At its core, our workspace is there to help us do better work. We call it a Living Lab.
It’s where we test new ideas on ourselves, before we bring them to our clients.
At the time, our team were experimenting with ways to improve indoor environmental quality (IEQ) and employee wellbeing. To establish a baseline, we surveyed our staff before the move and then at regular intervals afterwards to measure the effect. We also pursued new accreditations in environmental quality standards, which could be monitored over time.
We created the first office in Europe that achieved RESET Certification for air quality, which is monitored by sensors and reported on a live dashboard in the office. The system provides helpful feedback and makes sure our space is working for us. For example, whenever high levels of c02 in a meeting room affect our ability to be productive, it lets us know that we need to adjust the airflow or simply open a door.
We were also among the first six offices in Europe to meet the WELL Building Standard, which uses scientific research to set performance standards for things that affect our wellbeing. For instance, it looks at access to daylight, biophilia and low-VOC material selection. As part of our organisation’s sustainability commitments, each office around the world is designed to LEED standards. This project achieved Gold accreditation.
The new office changed how people feel about their space. This was later recognised at the UK Property Week Awards in 2020, where we won Gold in the Wellbeing category. Then Covid-19 changed everything.
Adapting the office for safety during the pandemic
The office was briefly closed while we made it safe for our staff. Bringing in the experience of our healthcare design teams and research by our offices in China, we acted swiftly and kept ahead of changing government guidelines.
Creating a COVID-secure office required changes to staff behaviour, as well as the workplace design itself. We implemented 2m social distancing at all times and a clockwise circulation path to reduce contact with others, which was clearly marked with signage.
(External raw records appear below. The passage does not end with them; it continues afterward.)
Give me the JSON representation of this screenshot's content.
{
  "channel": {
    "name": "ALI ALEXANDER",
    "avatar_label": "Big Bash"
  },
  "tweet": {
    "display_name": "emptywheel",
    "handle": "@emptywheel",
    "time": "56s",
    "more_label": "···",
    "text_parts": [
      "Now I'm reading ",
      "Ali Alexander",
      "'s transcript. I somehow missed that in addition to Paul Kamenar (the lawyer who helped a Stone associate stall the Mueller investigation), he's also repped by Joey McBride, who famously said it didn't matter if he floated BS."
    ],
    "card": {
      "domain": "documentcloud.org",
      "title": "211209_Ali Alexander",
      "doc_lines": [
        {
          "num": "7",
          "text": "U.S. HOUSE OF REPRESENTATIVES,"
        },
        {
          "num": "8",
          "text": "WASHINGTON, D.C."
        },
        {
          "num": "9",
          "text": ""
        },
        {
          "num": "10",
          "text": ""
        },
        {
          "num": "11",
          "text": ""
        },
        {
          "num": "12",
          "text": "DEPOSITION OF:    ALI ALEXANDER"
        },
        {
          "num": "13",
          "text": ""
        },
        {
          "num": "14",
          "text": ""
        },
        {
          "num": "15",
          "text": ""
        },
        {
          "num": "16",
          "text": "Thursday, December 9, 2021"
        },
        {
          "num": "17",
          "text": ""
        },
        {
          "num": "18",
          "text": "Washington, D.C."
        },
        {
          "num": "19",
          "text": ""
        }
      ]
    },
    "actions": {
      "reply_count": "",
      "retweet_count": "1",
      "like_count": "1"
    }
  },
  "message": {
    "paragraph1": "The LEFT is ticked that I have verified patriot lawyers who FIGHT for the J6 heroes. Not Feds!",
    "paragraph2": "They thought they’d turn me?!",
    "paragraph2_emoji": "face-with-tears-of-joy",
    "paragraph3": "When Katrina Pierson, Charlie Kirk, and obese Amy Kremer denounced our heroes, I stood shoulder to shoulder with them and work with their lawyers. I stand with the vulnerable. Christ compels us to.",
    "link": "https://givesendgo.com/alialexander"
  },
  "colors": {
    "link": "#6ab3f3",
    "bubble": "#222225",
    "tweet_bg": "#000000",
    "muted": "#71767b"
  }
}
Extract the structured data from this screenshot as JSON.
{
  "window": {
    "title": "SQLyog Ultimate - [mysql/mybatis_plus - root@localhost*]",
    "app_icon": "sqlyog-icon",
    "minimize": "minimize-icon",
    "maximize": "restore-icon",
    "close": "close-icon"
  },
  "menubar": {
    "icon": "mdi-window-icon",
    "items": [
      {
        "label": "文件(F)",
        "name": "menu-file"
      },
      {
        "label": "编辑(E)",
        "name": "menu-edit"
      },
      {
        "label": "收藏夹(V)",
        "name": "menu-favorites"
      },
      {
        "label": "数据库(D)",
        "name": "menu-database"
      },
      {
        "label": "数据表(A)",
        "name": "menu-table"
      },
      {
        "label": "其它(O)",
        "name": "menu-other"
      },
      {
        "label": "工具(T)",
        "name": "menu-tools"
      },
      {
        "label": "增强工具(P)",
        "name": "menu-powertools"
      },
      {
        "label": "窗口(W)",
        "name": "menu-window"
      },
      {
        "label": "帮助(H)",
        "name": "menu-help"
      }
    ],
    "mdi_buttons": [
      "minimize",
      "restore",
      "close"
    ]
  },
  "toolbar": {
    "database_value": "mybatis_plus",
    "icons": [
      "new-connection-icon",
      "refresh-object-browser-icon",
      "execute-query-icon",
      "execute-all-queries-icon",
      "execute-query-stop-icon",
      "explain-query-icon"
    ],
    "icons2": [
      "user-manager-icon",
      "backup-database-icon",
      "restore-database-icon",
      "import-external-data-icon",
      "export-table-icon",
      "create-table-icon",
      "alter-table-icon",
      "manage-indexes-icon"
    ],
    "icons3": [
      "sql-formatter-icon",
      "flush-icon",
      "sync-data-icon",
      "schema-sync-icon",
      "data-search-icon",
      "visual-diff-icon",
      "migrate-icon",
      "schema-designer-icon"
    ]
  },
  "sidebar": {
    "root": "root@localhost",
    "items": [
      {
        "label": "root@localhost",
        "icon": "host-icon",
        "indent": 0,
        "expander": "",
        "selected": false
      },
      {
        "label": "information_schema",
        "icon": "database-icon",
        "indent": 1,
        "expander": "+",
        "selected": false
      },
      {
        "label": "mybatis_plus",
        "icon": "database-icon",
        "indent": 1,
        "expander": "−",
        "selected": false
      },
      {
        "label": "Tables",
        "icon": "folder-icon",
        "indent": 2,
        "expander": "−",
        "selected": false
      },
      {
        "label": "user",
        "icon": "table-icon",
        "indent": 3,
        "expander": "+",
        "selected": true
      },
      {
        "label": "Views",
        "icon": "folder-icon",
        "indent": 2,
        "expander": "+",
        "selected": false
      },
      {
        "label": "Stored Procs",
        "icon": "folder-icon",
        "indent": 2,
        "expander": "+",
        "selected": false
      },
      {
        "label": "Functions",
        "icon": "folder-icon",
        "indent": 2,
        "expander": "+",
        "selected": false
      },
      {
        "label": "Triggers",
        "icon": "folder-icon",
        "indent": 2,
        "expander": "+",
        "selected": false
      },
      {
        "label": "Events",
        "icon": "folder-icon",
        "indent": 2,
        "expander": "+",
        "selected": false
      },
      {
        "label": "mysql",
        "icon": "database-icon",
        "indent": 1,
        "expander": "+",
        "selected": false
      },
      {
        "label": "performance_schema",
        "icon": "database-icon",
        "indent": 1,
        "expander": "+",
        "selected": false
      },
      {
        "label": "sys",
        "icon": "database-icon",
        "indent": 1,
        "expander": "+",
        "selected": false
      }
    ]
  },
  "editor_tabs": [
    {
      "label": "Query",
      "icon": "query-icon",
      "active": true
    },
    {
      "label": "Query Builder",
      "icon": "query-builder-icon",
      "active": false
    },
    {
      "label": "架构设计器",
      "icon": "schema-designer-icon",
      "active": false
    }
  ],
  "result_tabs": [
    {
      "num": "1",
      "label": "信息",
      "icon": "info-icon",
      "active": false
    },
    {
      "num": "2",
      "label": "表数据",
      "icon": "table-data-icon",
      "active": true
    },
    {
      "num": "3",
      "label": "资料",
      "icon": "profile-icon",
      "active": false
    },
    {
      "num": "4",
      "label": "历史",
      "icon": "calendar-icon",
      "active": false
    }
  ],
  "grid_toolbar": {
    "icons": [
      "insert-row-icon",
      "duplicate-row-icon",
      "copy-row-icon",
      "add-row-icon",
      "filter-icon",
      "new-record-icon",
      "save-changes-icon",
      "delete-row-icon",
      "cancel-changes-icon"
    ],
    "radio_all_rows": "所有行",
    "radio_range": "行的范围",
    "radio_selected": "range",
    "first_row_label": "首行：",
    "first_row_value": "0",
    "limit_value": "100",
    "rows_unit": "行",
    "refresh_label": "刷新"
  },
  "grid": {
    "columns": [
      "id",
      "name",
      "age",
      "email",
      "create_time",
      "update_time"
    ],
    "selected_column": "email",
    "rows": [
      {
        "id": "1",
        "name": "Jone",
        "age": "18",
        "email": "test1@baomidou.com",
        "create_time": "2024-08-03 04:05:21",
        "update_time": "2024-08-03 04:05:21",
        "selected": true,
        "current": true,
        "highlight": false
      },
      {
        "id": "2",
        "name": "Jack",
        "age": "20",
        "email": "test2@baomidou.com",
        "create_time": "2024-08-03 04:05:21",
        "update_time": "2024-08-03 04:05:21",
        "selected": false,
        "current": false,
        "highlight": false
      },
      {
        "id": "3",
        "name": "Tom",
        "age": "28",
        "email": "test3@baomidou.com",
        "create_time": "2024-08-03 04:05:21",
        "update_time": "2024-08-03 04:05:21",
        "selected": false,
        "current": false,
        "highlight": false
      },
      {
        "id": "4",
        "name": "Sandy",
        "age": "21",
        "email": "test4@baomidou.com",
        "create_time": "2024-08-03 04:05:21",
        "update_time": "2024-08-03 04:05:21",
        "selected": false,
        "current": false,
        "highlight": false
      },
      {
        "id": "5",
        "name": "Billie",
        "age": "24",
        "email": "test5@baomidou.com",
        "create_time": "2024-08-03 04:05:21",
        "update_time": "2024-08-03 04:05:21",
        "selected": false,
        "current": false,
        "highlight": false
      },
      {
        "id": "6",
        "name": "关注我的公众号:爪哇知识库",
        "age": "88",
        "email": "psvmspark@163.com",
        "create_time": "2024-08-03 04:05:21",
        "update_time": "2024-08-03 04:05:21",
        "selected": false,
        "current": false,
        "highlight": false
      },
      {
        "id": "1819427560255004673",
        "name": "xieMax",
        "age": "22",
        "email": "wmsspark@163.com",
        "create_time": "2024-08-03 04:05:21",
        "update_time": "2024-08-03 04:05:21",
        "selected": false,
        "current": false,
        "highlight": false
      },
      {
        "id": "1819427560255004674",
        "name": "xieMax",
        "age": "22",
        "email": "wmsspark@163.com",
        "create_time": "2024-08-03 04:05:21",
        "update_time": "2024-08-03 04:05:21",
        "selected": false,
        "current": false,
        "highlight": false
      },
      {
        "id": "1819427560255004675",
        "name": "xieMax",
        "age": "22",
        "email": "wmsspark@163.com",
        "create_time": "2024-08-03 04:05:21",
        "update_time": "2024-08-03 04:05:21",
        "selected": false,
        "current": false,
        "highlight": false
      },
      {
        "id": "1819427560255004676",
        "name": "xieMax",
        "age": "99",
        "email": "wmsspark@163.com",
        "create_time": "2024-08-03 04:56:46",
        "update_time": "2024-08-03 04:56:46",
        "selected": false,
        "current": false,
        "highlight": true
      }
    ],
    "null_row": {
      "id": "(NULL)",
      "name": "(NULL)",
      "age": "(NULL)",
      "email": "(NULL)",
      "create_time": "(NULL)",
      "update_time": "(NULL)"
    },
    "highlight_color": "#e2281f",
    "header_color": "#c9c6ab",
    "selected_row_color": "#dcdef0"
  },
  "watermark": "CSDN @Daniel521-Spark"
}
The main area of intervention was mechanical. We know that most transmission happens in indoor spaces, caused by tiny droplets from talking, coughing or sneezing. Supply from our HVAC system was repurposed to create positive-negative pressure differentials from clean to less clean areas. Ultraviolet lamps in the AC units use UV-C radiation to significantly reduce airborne transmission. In a recent whitepaper, Julian Rimmer, Director of Advanced Building Systems and Technologies, noted that this will be a safer way to increase densities once restrictions are relaxed.
Re-thinking how the office is used
Flexible working is here to stay. On the basis of this assumption, we’ll need fewer desks in future. The function of our office will shift towards bringing people together. We’ll look at adding more collaborative spaces, with drop-in pods for quiet work.
What we’re learning from our Living Labs changes all the time. With one year of the lease remaining, extensive modifications are not a cost-effective solution. However, office-based headcount growth is limited by reduced occupancy levels. Instead, we’ll encourage people to flow in and out of the office as needed.
In terms of space efficiency and a reduction in business overheads, the benefits are clear. How the balancing act affects our people will take longer to show. We know that they want to return for collaboration, productivity and their mental health, but there’s a huge difference between being required to work from home and choosing to.
We’ll be bringing what we learn to a new Living Lab in 2022.
2020Property Week Wellbeing - Winner
2017 / 2020
10,000 sq ft
10,000 sq ft
LEED Gold Sustainability
RESET Air Quality
WELL Building Standard
Alex Kendrick & Richard Moran